The rest of the cast is another story and part of it has to do with the quality of the performance but also, and equally important, is the fact that many of the supporting players contribute massively to the film’s unfortunate transparency. The film is trying to hide secrets and give you twists, it means well but fails to really surprise.
Based both on the dialogue and the interpretation of Adam Trese, Eric Sheffer Stevens and Julia Taylor Ross the actors may as well be saying “Subtext” as well as have it stamped on their forehead. Everything’s played such that you start speculating, a bit uncertainly about the nature of all these people and later are proven correct and you really didn’t want to be. Similarly, it makes the single take a bit more confounding since the ideal visual style would maybe not have been seemingly objective but rather definitively subjective, an all POV tale but regardless of that, which doesn’t really affect my view of this film, the path they chose was marred with mistakes.
Horror films, perhaps more so than any other genre, have become very concerned (perhaps overly so) with twists and keeping the audience guessing. This is not necessarily a bad thing but it does complicate the equation quite a bit and gets more than its fair share of films in trouble than it ought to.

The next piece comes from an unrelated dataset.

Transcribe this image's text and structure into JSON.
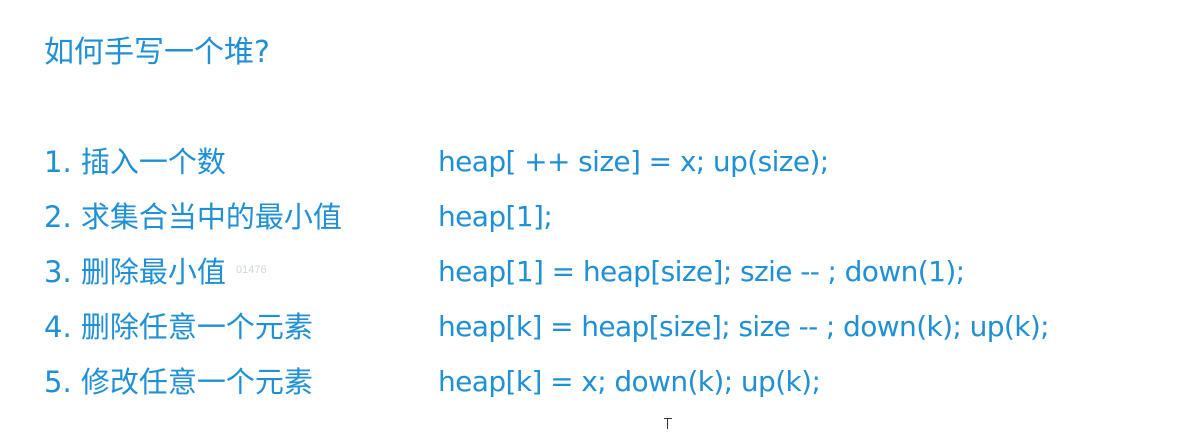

There’s nothing wrong with wanting to pull a fast one on the audience, but to do so your slight of hand has to be impeccable and here not only was the reveal unsatisfactory, so was the set up. I could see it coming a mile away and I was hoping I was wrong, then I wasn’t and it turned what could’ve been a decent, stripped-down horror story into something of a quasi-farcical failure.